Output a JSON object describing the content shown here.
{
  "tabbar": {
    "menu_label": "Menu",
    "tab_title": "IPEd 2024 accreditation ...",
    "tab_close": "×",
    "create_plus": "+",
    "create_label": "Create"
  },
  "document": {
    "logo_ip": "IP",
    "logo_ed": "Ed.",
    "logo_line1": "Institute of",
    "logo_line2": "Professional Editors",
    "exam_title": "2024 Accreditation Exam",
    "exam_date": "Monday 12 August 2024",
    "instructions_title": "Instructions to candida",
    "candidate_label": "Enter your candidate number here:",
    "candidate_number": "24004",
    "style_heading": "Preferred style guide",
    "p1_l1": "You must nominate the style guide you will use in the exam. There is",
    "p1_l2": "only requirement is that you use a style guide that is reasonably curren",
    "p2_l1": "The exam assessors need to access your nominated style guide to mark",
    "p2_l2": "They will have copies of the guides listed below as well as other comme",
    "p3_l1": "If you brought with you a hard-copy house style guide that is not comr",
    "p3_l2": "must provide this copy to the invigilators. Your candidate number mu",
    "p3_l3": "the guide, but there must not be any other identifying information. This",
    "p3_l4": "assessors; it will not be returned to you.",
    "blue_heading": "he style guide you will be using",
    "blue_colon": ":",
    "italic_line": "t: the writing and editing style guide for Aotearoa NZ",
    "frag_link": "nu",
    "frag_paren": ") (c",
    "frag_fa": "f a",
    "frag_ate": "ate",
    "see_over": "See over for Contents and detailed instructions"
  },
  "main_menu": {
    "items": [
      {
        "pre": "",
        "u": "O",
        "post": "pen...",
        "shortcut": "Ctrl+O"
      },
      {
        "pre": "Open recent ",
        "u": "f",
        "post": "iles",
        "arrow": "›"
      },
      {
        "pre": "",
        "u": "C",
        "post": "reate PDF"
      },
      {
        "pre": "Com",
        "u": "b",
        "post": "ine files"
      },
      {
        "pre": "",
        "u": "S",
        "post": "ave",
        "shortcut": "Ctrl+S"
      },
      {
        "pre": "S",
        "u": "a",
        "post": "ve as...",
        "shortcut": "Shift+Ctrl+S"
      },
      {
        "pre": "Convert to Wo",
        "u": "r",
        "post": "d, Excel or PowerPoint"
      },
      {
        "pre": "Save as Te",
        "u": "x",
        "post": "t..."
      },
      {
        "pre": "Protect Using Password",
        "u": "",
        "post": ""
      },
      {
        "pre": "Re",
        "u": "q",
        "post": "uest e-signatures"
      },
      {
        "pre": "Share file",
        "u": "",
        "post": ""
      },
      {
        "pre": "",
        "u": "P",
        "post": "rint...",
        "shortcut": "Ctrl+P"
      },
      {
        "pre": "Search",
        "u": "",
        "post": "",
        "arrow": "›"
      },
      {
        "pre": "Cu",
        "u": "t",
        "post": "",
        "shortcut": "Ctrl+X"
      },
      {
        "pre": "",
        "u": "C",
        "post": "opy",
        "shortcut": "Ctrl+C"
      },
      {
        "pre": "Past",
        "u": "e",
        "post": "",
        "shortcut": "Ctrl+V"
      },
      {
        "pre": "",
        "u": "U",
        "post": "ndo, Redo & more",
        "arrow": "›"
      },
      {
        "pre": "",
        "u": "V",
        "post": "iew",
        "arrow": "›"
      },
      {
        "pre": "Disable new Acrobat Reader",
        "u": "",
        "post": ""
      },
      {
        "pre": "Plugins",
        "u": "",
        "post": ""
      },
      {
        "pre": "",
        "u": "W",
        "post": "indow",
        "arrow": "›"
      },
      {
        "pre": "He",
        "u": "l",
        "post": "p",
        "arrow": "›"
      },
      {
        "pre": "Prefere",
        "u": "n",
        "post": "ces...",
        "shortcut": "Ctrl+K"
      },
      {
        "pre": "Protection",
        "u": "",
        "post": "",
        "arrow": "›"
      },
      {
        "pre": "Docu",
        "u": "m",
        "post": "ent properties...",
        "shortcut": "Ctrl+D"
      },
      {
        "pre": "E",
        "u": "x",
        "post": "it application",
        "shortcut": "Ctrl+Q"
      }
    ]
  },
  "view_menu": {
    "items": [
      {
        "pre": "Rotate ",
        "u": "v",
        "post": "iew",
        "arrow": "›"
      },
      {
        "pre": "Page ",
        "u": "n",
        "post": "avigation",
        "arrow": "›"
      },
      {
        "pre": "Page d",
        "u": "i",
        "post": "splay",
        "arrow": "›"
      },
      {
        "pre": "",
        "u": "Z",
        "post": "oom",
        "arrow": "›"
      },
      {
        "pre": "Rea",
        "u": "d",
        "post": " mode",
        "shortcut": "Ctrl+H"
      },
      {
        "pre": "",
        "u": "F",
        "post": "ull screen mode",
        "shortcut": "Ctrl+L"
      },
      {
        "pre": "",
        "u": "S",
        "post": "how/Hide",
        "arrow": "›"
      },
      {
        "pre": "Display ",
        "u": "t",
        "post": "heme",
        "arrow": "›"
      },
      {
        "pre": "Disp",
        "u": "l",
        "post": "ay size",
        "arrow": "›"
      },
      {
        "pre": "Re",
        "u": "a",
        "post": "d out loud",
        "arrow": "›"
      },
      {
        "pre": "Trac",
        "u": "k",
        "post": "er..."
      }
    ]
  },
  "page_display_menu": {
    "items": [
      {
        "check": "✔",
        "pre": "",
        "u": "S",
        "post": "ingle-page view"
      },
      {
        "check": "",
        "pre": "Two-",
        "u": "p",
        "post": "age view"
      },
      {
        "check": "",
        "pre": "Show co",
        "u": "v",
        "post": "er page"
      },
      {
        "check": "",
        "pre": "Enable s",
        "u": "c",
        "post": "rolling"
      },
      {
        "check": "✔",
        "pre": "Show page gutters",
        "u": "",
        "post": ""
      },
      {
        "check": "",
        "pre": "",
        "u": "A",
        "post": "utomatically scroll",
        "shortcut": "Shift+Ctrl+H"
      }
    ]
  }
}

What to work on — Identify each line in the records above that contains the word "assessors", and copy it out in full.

Exercise output —
    "p2_l1": "The exam assessors need to access your nominated style guide to mark",
    "p3_l4": "assessors; it will not be returned to you.",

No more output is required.